Jesus did not call you to follow him in an ashamed way; he called you to follow him in a public way. You say, "What are the rest of the people in this place going to do?" We're going to clap. We're going to cheer. We're going to celebrate, because that's what we do here at NewSpring Church when people meet Jesus.

Once again, I'm going to pray. As soon as I say amen, if you prayed to receive Christ, I don't want you to look around, because you might be the only one on your campus. That's fine. I want you to step out of your aisle. I want you to walk forward. There will be staff members and volunteers down front to tell you what you need to do next. Pray with me.

Father, thank you so much for Christmas, so much for the reminder, Jesus, that you love us, that you're always with us, that you have greater plans for us. Father, I pray for every man and every woman on every campus today who raised their hands, that right now, Jesus, you would touch their hearts, you would fill them with the courage to step out and step forward, you would fill them with the strength to step out and step forward.

God, I pray for the one who may be thinking, "I don't know if I should do this." Father, my prayer is that right now, you would begin to move them, and they would know that going public for you is the right thing to do. We love you, Jesus. We ask this in your name, amen.

If you prayed, if you raised your hand, right now. I want you to come out right now. I want you to step out, and I want you to come forward, because the rest of us are going to cheer. If you're in the balcony here at Anderson, step out and walk down, because we have people who will wait for you. Columbia, Greenville, Spartanburg, Florence, Charleston, Myrtle Beach, Greenwood, let's go. Let's go. There are dozens of people here. This is awesome.

Keep coming. Keep coming. Keep coming. If you raised your hand, but you haven't come forward, and you're scared, I understand that. Ask the person next to you, "Hey, will you go with me? I'll go if you'll go." Hey, if you, out of the corner of your eye, noticed somebody raise their hand (because I know you were looking), and they haven't moved, tell them. Just right now, tell them, "Hey, let's go. Let's nail this down right now."

Anybody else on any campus? Come on. Let's go. People are still coming. That's awesome. Tell them you'll go with them. Tell them you'll go with them if they need to go, because we're going to celebrate this Christmas. You keep coming. There are people. As you come down the aisle, don't you hold your head down. You hold your head up high. You have something to celebrate. There is no shame in this game, baby. We can be excited.

People are still responding, so if you're in Greenville, Columbia, if you're at another campus, there is still time for you.
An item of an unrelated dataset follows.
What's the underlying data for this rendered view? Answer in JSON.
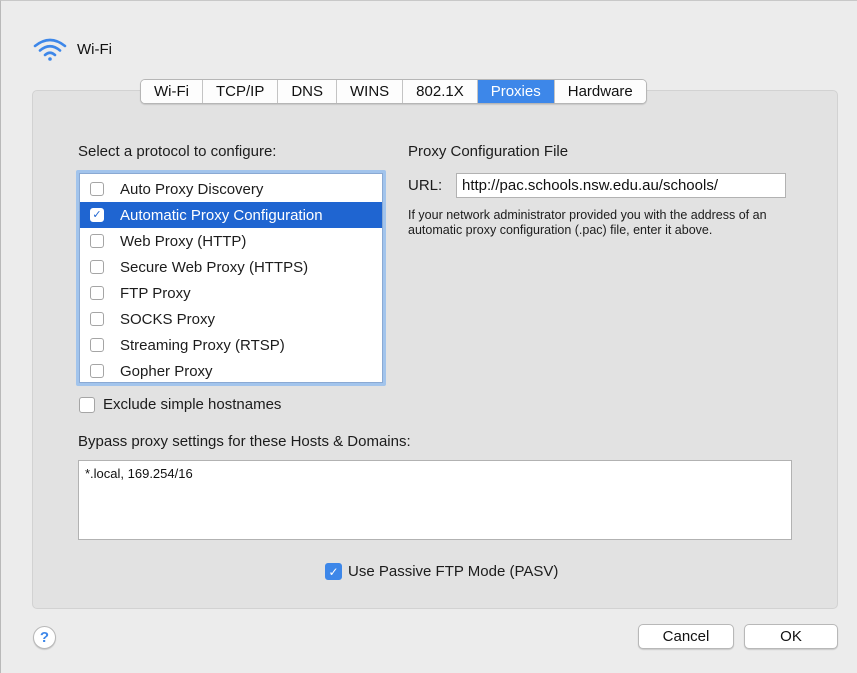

If you're online, shoot us an email right now at If you're on Twitter, hit us up at @newspring and let us know you prayed to receive Christ. There are still people coming forward here at Anderson, so we're going to keep this going. We're going to celebrate. We are one church, many locations.

Here is what I know. For some of you, maybe this is your first time here at NewSpring church. You're like, "I like your church and everything, but I don't understand why y'all are doing all this clapping. I've never been to a church that clapped." It's very simple, my friends. We want to cheer more for people meeting Christ than we do for our favorite college team scoring a touchdown because we believe that what happened here today is going to matter for eternity, and that touchdown doesn't even matter next game, much less next season.

We're going to celebrate what Jesus celebrates, and the Bible says that right now, there is a party going on in heaven, and there are angels celebrating, so that's why we celebrate when people step over the line of faith and meet Christ. Thank you so much for joining us. Next Sunday, we have an amazing service planned. I'm telling you, it's amazing. The week after that, January 5, I'm going to tell you how to have the best year of your life. I hope you have a great Christmas.

Keep us in your prayers, because we have more of these services. If you know someone who needs to hear the gospel, you get them to one of our services. Y'all have a great week. God bless. I love you.